(Stored data)
Content starts
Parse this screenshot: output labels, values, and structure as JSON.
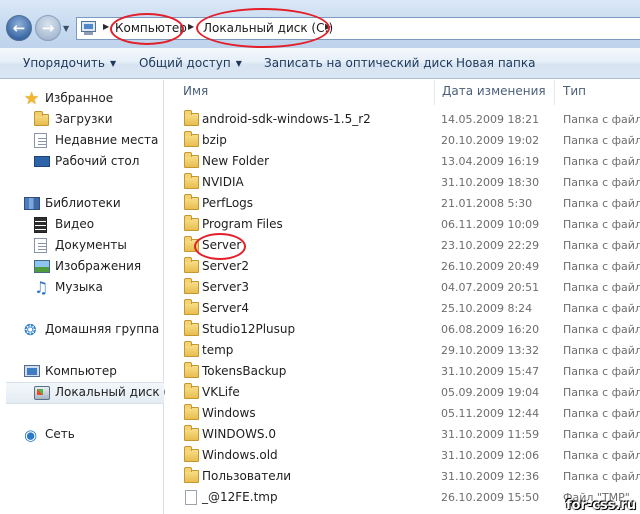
{
  "address": {
    "crumbs": [
      "Компьютер",
      "Локальный диск (C:)"
    ]
  },
  "toolbar": {
    "organize": "Упорядочить",
    "share": "Общий доступ",
    "burn": "Записать на оптический диск",
    "new_folder": "Новая папка"
  },
  "nav": {
    "favorites": "Избранное",
    "downloads": "Загрузки",
    "recent": "Недавние места",
    "desktop": "Рабочий стол",
    "libraries": "Библиотеки",
    "video": "Видео",
    "documents": "Документы",
    "pictures": "Изображения",
    "music": "Музыка",
    "homegroup": "Домашняя группа",
    "computer": "Компьютер",
    "local_disk": "Локальный диск (C",
    "network": "Сеть"
  },
  "columns": {
    "name": "Имя",
    "date": "Дата изменения",
    "type": "Тип"
  },
  "files": [
    {
      "name": "android-sdk-windows-1.5_r2",
      "date": "14.05.2009 18:21",
      "type": "Папка с файл",
      "kind": "folder"
    },
    {
      "name": "bzip",
      "date": "20.10.2009 19:02",
      "type": "Папка с файл",
      "kind": "folder"
    },
    {
      "name": "New Folder",
      "date": "13.04.2009 16:19",
      "type": "Папка с файл",
      "kind": "folder"
    },
    {
      "name": "NVIDIA",
      "date": "31.10.2009 18:30",
      "type": "Папка с файл",
      "kind": "folder"
    },
    {
      "name": "PerfLogs",
      "date": "21.01.2008 5:30",
      "type": "Папка с файл",
      "kind": "folder"
    },
    {
      "name": "Program Files",
      "date": "06.11.2009 10:09",
      "type": "Папка с файл",
      "kind": "folder"
    },
    {
      "name": "Server",
      "date": "23.10.2009 22:29",
      "type": "Папка с файл",
      "kind": "folder"
    },
    {
      "name": "Server2",
      "date": "26.10.2009 20:49",
      "type": "Папка с файл",
      "kind": "folder"
    },
    {
      "name": "Server3",
      "date": "04.07.2009 20:51",
      "type": "Папка с файл",
      "kind": "folder"
    },
    {
      "name": "Server4",
      "date": "25.10.2009 8:24",
      "type": "Папка с файл",
      "kind": "folder"
    },
    {
      "name": "Studio12Plusup",
      "date": "06.08.2009 16:20",
      "type": "Папка с файл",
      "kind": "folder"
    },
    {
      "name": "temp",
      "date": "29.10.2009 13:32",
      "type": "Папка с файл",
      "kind": "folder"
    },
    {
      "name": "TokensBackup",
      "date": "31.10.2009 15:47",
      "type": "Папка с файл",
      "kind": "folder"
    },
    {
      "name": "VKLife",
      "date": "05.09.2009 19:04",
      "type": "Папка с файл",
      "kind": "folder"
    },
    {
      "name": "Windows",
      "date": "05.11.2009 12:44",
      "type": "Папка с файл",
      "kind": "folder"
    },
    {
      "name": "WINDOWS.0",
      "date": "31.10.2009 11:59",
      "type": "Папка с файл",
      "kind": "folder"
    },
    {
      "name": "Windows.old",
      "date": "31.10.2009 12:06",
      "type": "Папка с файл",
      "kind": "folder"
    },
    {
      "name": "Пользователи",
      "date": "31.10.2009 12:36",
      "type": "Папка с файл",
      "kind": "folder"
    },
    {
      "name": "_@12FE.tmp",
      "date": "26.10.2009 15:50",
      "type": "Файл \"TMP\"",
      "kind": "file"
    }
  ],
  "watermark": "for-css.ru"
}
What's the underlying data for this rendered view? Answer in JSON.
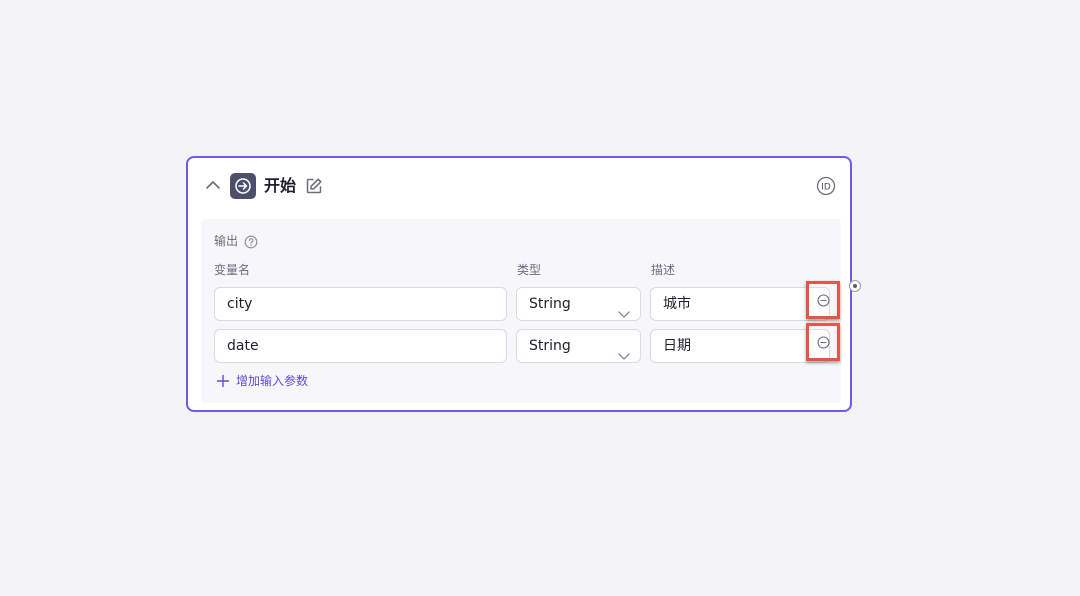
{
  "node": {
    "title": "开始",
    "icons": {
      "collapse": "chevron-up-icon",
      "node_type": "start-arrow-icon",
      "edit": "edit-icon",
      "id": "id-icon"
    },
    "id_label": "ID"
  },
  "output": {
    "label": "输出",
    "help_icon": "help-circle-icon",
    "columns": {
      "name": "变量名",
      "type": "类型",
      "desc": "描述"
    },
    "params": [
      {
        "name": "city",
        "type": "String",
        "desc": "城市"
      },
      {
        "name": "date",
        "type": "String",
        "desc": "日期"
      }
    ],
    "add_label": "增加输入参数"
  },
  "colors": {
    "accent": "#6c5ce7",
    "highlight_border": "#e85547",
    "link": "#5b4fd9",
    "background": "#f4f3f8"
  }
}
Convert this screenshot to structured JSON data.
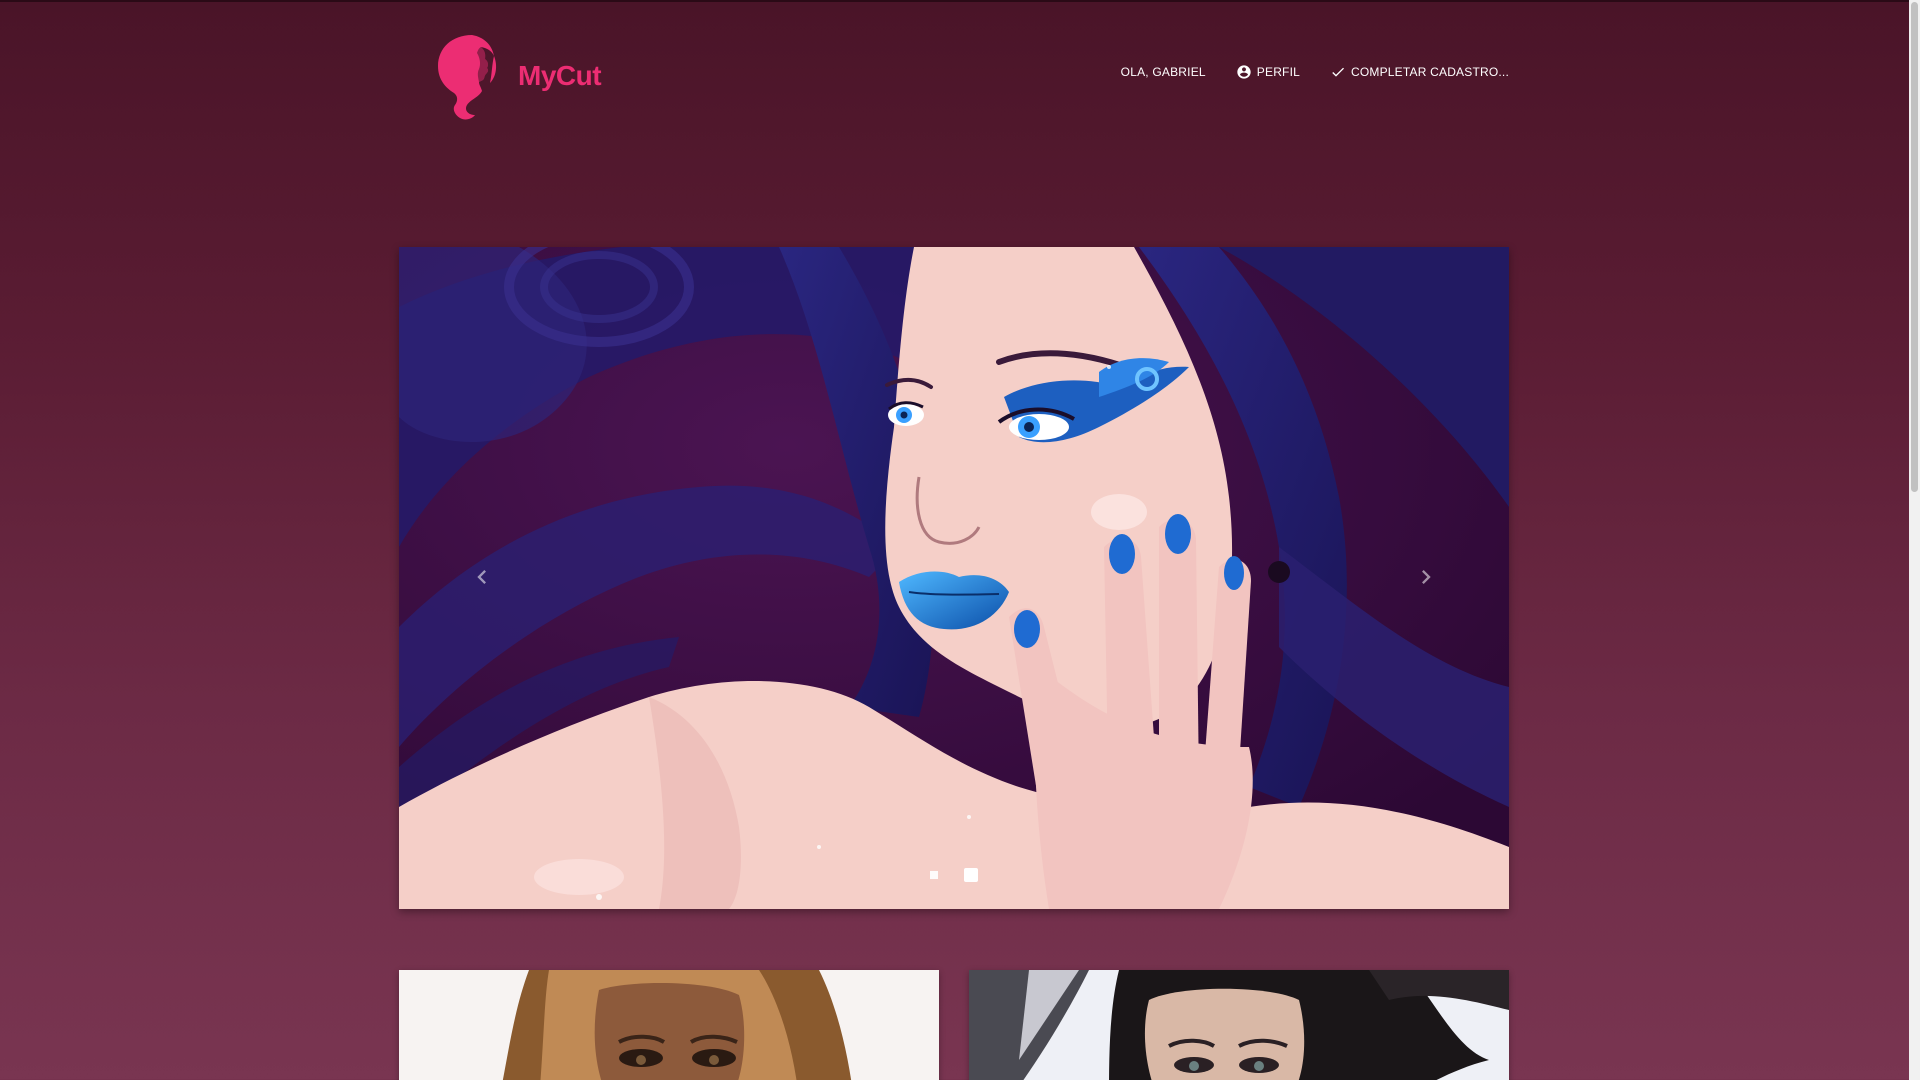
{
  "app": {
    "brand": "MyCut",
    "brand_color": "#ec2d73"
  },
  "nav": {
    "greeting": "OLA, GABRIEL",
    "profile_label": "PERFIL",
    "profile_icon": "account-circle-icon",
    "complete_label": "COMPLETAR CADASTRO...",
    "complete_icon": "check-icon"
  },
  "carousel": {
    "slide_count": 2,
    "active_index": 1,
    "prev_icon": "chevron-left-icon",
    "next_icon": "chevron-right-icon"
  },
  "cards": [
    {
      "image": "portrait-photo"
    },
    {
      "image": "portrait-photo"
    }
  ]
}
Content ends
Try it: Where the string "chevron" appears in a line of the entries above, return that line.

Exercise answer:
      "collapse": "chevron-up-icon",
    "prev_icon": "chevron-left-icon",
    "next_icon": "chevron-right-icon"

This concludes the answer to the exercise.